Report each line from the data below that holds the word "capacity".

*** Opening SUPPLIED RECORDS ***

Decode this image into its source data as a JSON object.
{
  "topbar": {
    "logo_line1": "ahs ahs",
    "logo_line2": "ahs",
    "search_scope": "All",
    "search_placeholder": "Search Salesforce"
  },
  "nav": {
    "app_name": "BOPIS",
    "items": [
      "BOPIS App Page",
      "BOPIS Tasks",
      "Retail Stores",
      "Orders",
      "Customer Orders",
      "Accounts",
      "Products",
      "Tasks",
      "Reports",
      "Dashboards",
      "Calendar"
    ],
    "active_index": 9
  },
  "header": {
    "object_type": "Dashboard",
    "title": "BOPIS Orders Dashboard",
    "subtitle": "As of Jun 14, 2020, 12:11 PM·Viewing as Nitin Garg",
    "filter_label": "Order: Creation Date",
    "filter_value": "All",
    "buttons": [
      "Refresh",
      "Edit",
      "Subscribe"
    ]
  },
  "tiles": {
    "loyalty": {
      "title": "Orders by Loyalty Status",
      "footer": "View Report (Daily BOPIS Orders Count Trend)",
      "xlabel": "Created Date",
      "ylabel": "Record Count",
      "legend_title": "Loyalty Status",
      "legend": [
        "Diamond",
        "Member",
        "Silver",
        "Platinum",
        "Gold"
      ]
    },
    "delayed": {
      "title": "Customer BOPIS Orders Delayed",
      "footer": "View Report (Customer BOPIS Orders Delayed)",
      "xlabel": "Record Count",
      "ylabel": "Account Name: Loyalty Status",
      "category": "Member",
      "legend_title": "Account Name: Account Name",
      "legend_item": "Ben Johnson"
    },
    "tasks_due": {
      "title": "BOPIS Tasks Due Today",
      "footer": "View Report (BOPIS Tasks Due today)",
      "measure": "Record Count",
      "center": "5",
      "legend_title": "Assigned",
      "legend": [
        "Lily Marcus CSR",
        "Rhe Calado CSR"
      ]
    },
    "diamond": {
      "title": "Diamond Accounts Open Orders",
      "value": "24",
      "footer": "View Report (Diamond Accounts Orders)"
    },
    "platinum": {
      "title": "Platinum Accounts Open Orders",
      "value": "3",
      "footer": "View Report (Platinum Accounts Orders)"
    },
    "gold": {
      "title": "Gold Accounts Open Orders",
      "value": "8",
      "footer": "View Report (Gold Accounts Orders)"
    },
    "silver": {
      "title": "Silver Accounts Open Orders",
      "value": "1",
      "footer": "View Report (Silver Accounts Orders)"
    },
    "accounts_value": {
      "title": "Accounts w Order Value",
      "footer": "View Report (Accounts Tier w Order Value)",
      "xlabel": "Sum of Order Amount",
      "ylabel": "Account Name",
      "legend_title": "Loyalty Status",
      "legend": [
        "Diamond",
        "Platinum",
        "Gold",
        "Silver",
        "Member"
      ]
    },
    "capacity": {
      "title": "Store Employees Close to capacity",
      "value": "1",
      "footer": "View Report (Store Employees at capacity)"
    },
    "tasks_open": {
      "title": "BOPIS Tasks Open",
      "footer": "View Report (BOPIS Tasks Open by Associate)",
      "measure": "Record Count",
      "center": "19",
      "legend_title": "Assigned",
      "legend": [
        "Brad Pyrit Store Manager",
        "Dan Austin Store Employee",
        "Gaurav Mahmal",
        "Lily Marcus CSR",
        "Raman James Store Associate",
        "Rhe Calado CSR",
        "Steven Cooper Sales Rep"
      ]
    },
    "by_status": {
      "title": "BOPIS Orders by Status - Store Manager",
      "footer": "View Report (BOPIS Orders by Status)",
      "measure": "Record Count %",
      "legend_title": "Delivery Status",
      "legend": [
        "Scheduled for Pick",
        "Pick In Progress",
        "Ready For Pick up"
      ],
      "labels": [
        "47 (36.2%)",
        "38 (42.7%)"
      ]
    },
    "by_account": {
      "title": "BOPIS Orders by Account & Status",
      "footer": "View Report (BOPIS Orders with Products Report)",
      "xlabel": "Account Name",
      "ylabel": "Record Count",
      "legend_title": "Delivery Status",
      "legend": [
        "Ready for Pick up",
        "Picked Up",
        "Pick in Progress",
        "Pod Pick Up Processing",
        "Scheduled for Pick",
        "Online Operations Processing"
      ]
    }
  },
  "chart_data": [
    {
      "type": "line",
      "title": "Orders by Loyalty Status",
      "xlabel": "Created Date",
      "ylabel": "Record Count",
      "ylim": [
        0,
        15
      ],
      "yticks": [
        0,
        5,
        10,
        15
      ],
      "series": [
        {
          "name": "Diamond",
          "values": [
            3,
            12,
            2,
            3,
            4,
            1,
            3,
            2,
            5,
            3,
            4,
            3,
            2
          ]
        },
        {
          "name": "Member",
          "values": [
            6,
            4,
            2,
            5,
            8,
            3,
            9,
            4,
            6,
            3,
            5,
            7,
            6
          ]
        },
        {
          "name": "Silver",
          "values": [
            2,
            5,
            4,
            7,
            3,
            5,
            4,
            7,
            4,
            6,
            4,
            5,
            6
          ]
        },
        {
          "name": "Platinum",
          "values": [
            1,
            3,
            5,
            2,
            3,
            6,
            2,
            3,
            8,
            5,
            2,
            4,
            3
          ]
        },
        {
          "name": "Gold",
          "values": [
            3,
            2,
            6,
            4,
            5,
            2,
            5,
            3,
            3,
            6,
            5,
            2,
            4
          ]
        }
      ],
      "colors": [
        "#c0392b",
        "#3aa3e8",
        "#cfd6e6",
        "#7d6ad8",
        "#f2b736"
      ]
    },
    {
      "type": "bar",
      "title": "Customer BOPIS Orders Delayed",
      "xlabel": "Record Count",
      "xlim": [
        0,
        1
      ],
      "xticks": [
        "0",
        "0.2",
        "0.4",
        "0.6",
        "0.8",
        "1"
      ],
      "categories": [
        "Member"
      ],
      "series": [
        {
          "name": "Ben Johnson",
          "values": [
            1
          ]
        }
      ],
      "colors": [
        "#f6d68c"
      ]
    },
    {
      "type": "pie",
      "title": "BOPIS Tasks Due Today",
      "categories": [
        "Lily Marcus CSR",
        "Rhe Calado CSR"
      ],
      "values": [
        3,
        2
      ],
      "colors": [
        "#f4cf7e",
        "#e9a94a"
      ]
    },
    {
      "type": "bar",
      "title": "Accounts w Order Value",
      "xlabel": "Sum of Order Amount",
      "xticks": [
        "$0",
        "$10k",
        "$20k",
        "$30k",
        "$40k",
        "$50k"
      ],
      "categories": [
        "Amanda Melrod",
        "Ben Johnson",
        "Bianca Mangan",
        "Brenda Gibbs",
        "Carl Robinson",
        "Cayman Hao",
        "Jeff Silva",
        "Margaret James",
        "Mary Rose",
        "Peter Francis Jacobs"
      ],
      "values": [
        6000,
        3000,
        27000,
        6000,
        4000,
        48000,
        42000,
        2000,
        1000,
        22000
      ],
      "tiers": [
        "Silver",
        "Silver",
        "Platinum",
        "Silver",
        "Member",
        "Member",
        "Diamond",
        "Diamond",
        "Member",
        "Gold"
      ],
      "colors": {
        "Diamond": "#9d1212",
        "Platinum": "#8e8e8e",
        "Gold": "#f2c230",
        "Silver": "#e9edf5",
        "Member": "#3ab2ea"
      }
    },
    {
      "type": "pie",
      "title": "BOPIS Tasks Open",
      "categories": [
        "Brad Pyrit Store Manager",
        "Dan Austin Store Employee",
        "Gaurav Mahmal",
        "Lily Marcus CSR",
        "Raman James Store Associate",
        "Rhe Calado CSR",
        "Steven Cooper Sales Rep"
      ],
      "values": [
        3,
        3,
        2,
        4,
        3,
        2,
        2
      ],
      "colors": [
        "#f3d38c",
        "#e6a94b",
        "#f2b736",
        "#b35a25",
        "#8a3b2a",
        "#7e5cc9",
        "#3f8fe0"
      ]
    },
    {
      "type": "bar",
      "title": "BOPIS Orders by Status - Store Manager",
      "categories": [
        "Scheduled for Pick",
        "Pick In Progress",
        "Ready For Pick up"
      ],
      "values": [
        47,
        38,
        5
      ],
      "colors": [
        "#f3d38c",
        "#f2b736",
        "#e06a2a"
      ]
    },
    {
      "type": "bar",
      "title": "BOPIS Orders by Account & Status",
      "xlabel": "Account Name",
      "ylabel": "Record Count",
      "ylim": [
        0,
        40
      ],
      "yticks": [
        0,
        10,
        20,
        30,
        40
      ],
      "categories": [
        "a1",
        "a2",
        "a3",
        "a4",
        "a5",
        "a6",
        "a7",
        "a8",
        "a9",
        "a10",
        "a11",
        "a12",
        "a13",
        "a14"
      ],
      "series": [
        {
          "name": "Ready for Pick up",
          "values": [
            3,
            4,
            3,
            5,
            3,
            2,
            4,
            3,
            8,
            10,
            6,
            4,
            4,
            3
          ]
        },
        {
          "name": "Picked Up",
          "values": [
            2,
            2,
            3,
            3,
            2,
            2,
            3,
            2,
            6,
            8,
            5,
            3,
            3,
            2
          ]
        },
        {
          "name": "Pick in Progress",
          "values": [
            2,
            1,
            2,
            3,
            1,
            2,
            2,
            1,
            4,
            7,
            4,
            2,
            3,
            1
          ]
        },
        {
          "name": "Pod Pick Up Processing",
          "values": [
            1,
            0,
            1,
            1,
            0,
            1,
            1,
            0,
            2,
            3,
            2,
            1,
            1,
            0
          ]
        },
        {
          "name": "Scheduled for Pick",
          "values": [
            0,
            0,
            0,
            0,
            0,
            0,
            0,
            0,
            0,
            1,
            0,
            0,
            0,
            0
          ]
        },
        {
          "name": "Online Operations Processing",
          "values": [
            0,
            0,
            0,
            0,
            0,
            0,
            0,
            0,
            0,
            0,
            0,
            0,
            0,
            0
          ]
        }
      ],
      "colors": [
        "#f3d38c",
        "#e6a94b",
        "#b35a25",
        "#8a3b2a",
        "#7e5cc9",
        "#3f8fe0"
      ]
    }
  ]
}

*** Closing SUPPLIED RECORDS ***

• _TASK OUTPUT_
    "capacity": {
      "title": "Store Employees Close to capacity",
      "footer": "View Report (Store Employees at capacity)"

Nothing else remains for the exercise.